When we make an assumption regarding disabilities, we're often promoting harmful stereotypes without realizing it. You may be belittling someone's personal experience or even misunderstanding their situation. More than one billion people worldwide, around 15% of the population, have some form of disability, so it's important that we start to acknowledge that it's not something 'rare' or to 'be fixed' but should be accepted as just part of everyday life. Most people don't set out to make harmful assumptions, but if we discover we are, it's an easy thing to change with a little education, listening, and compassion.
As mentioned above, unlearning certain ableist language is simply a matter of education and compassion. We're sure there are some terms you've already changed or stopped using in your lifetime. These could have been based around race, sexuality, or even things like scientific terms and workplace language. Firstly, if someone mentions that they find the language you are using offensive, don't argue why. It's not up to them to validate how they are feeling. It's enough to know that you're causing them distress. Another good tip is to check your slang. This is easily where the most ableist language will occur, often without the user thinking about its proper context or harmful connotations. Declaring that you're feeling 'manic' or that you're 'OCD' and 'schizo' when you simply mean you're stressed belittles people who live with mental health conditions.

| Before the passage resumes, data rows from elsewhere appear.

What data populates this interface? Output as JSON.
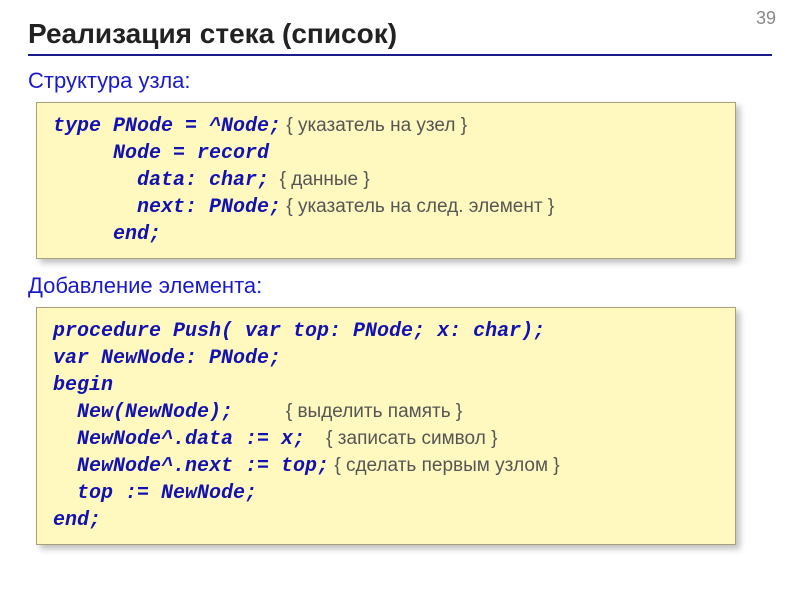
{
  "page_number": "39",
  "title": "Реализация стека (список)",
  "sub1": "Структура узла:",
  "sub2": "Добавление элемента:",
  "block1": {
    "l1a": "type PNode = ^Node;",
    "l1c": " { указатель на узел }",
    "l2": "     Node = record",
    "l3a": "       data: char;",
    "l3c": "  { данные }",
    "l4a": "       next: PNode;",
    "l4c": " { указатель на след. элемент }",
    "l5": "     end;"
  },
  "block2": {
    "l1": "procedure Push( var top: PNode; x: char);",
    "l2": "var NewNode: PNode;",
    "l3": "begin",
    "l4a": "  New(NewNode);",
    "l4c": "          { выделить память }",
    "l5a": "  NewNode^.data := x;",
    "l5c": "    { записать символ }",
    "l6a": "  NewNode^.next := top;",
    "l6c": " { сделать первым узлом }",
    "l7": "  top := NewNode;",
    "l8": "end;"
  }
}
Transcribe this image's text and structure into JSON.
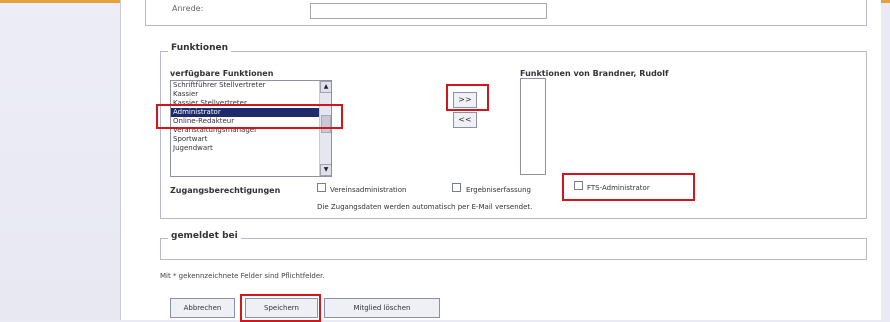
{
  "window": {
    "top_field_label": "Anrede:",
    "sections": {
      "functions": "Funktionen",
      "gemeldet": "gemeldet bei"
    }
  },
  "functions": {
    "available_label": "verfügbare Funktionen",
    "assigned_label": "Funktionen von Brandner, Rudolf",
    "available_items": [
      "Schriftführer Stellvertreter",
      "Kassier",
      "Kassier Stellvertreter",
      "Administrator",
      "Online-Redakteur",
      "Veranstaltungsmanager",
      "Sportwart",
      "Jugendwart"
    ],
    "selected_index": 3,
    "move_right_label": ">>",
    "move_left_label": "<<"
  },
  "permissions": {
    "label": "Zugangsberechtigungen",
    "options": [
      {
        "name": "Vereinsadministration",
        "checked": false
      },
      {
        "name": "Ergebniserfassung",
        "checked": false
      },
      {
        "name": "FTS-Administrator",
        "checked": false
      }
    ],
    "note": "Die Zugangsdaten werden automatisch per E-Mail versendet."
  },
  "form": {
    "hint": "Mit * gekennzeichnete Felder sind Pflichtfelder.",
    "buttons": {
      "cancel": "Abbrechen",
      "save": "Speichern",
      "delete": "Mitglied löschen"
    }
  },
  "colors": {
    "highlight_red": "#d2151f",
    "selection_blue": "#1e2a6b",
    "top_accent": "#e7a13c"
  }
}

Nowadays, some people feel they're being criticized or penalized for old beliefs and the language they use, but changing doesn't need to be a punishment. Another great tip is to make an effort to consume literature, art, podcasts, and even games made by disabled creators. This is often an educational and often fun way to learn more about the world and change your perspective for the better.
If there is one main takeaway from this article, it's ensuring that the language we use regarding disability removes a sense of the 'other.' For too long, the terms and attitudes we used treated people with disabilities as 'lesser.' By ensuring we treat everyone with the same level of respect and thought, any ableist language can be easily changed.
About the Author
Casey Wise is a British journalist, creative copywriter, and music creator with a deep passion for language, travel, and technology. Based in Barcelona, his work extends from local start-ups and newspapers to university radio and the British NHS.